The patent specifies that the switches had been shown to work after over 100 million key presses. The keyswitches were usually entirely covered over with a layer of insulating rubber (a contamination shield in IBM terminology), and the keycap slotted on to the mechanism over the rubber.
One should take care when removing the keycaps from a beam spring keyboard. The keycap's mounting slots are weak, and are prone to breakage, causing them to come loose from the switch's key stem. In some cases, the beam spring itself has been known to break. It is possible that this is a product of poor storage/heavy wear, as they are otherwise quite durable. Keycaps should preferably be removed with the aid of a keycap puller tool, pulling up slowly, and gently wiggling the keycap back and forth.
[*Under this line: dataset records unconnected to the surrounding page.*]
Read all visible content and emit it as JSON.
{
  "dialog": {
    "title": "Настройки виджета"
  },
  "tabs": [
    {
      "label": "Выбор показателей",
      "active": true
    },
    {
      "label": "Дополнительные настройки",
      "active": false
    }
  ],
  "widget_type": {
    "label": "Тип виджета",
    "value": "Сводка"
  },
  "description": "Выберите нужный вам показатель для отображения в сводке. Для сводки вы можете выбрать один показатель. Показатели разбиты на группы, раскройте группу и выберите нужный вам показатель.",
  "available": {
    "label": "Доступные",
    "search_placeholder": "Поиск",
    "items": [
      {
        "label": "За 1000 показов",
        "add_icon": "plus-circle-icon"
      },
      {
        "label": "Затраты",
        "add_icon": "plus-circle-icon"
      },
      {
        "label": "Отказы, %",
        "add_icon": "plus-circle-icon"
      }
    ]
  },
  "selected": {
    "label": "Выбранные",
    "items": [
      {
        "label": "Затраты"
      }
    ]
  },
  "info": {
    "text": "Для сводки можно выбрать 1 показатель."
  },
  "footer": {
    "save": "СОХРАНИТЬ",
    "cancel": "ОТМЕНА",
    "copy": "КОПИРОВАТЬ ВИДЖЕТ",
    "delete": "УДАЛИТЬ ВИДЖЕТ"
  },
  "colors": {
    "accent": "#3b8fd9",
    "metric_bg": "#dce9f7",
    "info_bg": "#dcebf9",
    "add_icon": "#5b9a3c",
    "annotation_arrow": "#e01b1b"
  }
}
It should not be pulled up straight, or wiggled from side to side.
When the switch is removed from the keyboard, the fly plate can become detached quite easily. The picture gallery below details IBM's official procedure for reattaching it. However, whereas the manual recommends that the user reattach the two sides separately, it is somewhat easier to push the two sides of the beam spring so that they are caught between the two sides of the fly spring (but not attached), and then slowly pulling the fly plate down. The tension of the beam spring will usually cause its tabs to slide into the slots on the fly spring when they come into contact with each other.
IBM offered replacement beam spring key modules to customers as an FRU (Field Replaceable Unit – i.e. a component that could be replaced without returning the item to IBM) and thus Beam Spring keyboards are possibly one of the few keyboards that were designed to allow individual keys to be replaced.